House first sale doctrine hearing written testimony: Graphic Artists Guild, Owners’ Rights Initiative
June 3, 2014 | 5:04 am

oriPreviously in this series: House first sale doctrine hearing written testimony: John Wiley & Sons, ReDigi Here are two more documents from yesterday’s first sale hearing. Like yesterday’s pair, they’re a half-and-half split: one in favor of expanding first sale, the other concerned over what the implications might be. We begin with the concerned one. Graphic Artists Guild Writing on behalf of the Graphic Artists Guild, Ed Shems explains graphic artist concerns over the possible expansion of fair use in a 5-page PDF. Graphic artists, Shems explains, frequently license their work rather than selling it outright. This allows them to tailor their fees...

House first sale doctrine hearing written testimony: John Wiley & Sons, ReDigi
June 2, 2014 | 4:54 pm

We’ve covered the history of efforts to implement resale of digital goods before (more than once, in fact), and there’s been quite a discussion of why it would be a bad idea. Now it’s Congress’s turn to talk about it. Today a House subcommittee held a hearing concerning first sale and how it related to digital items. InfoDocket has links to the prepared remarks of a number of the attendees, as well as the opening statement by Representative Bob Goodlatte. Noting the importance of the first sale doctrine, Goodlatte said Although some legal doctrines...

Judge Cote awards patent troll victim legal fees under new Supreme Court precedent
June 2, 2014 | 4:50 am

Speaking of Judge Cote, turns out she’s got her head on straight in other ways than just the Apple trial. Ars Technica covers her ruling on a patent troll lawsuit, the first of its kind under a new Supreme Court precedent stating that patent trolls who lose their case can be required to pay the victor’s legal fees.

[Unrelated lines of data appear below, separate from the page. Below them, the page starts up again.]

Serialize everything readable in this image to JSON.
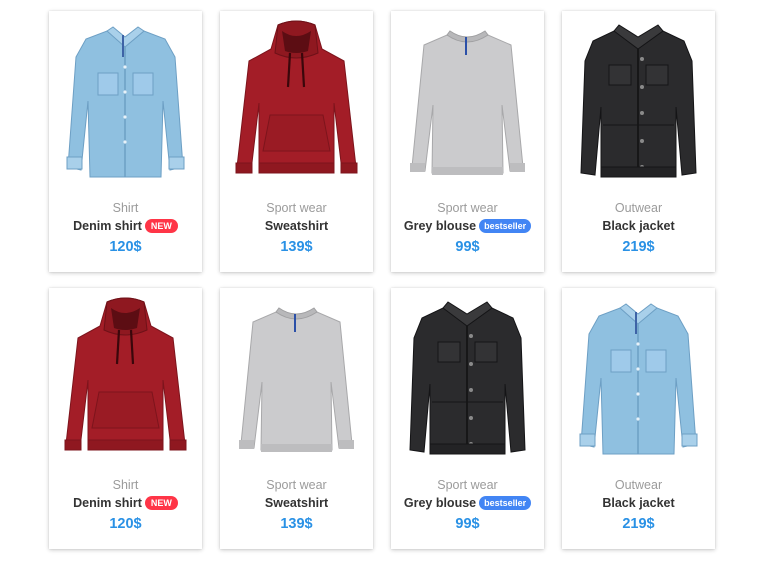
{
  "products": [
    {
      "category": "Shirt",
      "name": "Denim shirt",
      "badge": "NEW",
      "badge_type": "new",
      "price": "120$",
      "image": "denim-shirt"
    },
    {
      "category": "Sport wear",
      "name": "Sweatshirt",
      "badge": "",
      "badge_type": "",
      "price": "139$",
      "image": "red-hoodie"
    },
    {
      "category": "Sport wear",
      "name": "Grey blouse",
      "badge": "bestseller",
      "badge_type": "best",
      "price": "99$",
      "image": "grey-sweater"
    },
    {
      "category": "Outwear",
      "name": "Black jacket",
      "badge": "",
      "badge_type": "",
      "price": "219$",
      "image": "black-jacket"
    },
    {
      "category": "Shirt",
      "name": "Denim shirt",
      "badge": "NEW",
      "badge_type": "new",
      "price": "120$",
      "image": "red-hoodie"
    },
    {
      "category": "Sport wear",
      "name": "Sweatshirt",
      "badge": "",
      "badge_type": "",
      "price": "139$",
      "image": "grey-sweater"
    },
    {
      "category": "Sport wear",
      "name": "Grey blouse",
      "badge": "bestseller",
      "badge_type": "best",
      "price": "99$",
      "image": "black-jacket"
    },
    {
      "category": "Outwear",
      "name": "Black jacket",
      "badge": "",
      "badge_type": "",
      "price": "219$",
      "image": "denim-shirt"
    }
  ],
  "colors": {
    "price": "#2a91e5",
    "badge_new": "#ff3547",
    "badge_bestseller": "#4285f4",
    "category": "#9b9b9b"
  }
}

Judge Cote didn’t give the troll victim, FindTheBest, everything it wanted—she threw out their attempt to file a RICO anti-extortion case against the troll—but she rejected the patent and declared that the legal fee award “will serve as an instrument of...